When "icon" occurs in a line of the material, copy that line.

*** Opening of Input data ***

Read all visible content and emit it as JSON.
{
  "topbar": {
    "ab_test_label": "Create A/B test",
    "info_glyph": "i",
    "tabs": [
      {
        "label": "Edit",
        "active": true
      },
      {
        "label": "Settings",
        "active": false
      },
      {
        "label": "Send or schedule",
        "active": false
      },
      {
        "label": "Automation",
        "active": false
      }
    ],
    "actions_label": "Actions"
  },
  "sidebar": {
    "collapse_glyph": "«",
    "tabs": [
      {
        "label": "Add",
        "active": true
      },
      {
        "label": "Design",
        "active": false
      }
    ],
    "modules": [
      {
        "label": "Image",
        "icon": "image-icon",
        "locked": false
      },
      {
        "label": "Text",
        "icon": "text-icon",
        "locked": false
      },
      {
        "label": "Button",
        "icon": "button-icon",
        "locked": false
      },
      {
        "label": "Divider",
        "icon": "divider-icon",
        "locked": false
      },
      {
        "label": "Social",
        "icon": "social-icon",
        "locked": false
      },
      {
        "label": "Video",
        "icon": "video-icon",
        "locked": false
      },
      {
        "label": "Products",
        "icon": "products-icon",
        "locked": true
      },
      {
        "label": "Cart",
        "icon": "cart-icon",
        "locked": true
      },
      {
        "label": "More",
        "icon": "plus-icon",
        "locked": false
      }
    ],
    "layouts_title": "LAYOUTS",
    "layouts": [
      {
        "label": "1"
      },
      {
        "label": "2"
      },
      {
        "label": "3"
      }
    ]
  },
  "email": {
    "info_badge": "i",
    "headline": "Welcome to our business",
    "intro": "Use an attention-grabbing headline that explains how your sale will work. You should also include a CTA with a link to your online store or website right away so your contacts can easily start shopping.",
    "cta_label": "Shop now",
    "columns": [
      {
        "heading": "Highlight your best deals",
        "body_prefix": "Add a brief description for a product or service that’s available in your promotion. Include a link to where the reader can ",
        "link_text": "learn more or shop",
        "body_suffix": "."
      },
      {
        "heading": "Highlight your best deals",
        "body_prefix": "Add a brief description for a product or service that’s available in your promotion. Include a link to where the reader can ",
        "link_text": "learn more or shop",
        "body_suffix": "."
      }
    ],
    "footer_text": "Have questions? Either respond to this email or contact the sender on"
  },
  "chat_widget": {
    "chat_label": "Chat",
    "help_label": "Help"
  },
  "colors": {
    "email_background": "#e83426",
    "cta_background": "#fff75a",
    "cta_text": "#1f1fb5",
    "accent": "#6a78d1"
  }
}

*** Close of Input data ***

**Task response:**
        "icon": "image-icon",
        "icon": "text-icon",
        "icon": "button-icon",
        "icon": "divider-icon",
        "icon": "social-icon",
        "icon": "video-icon",
        "icon": "products-icon",
        "icon": "cart-icon",
        "icon": "plus-icon",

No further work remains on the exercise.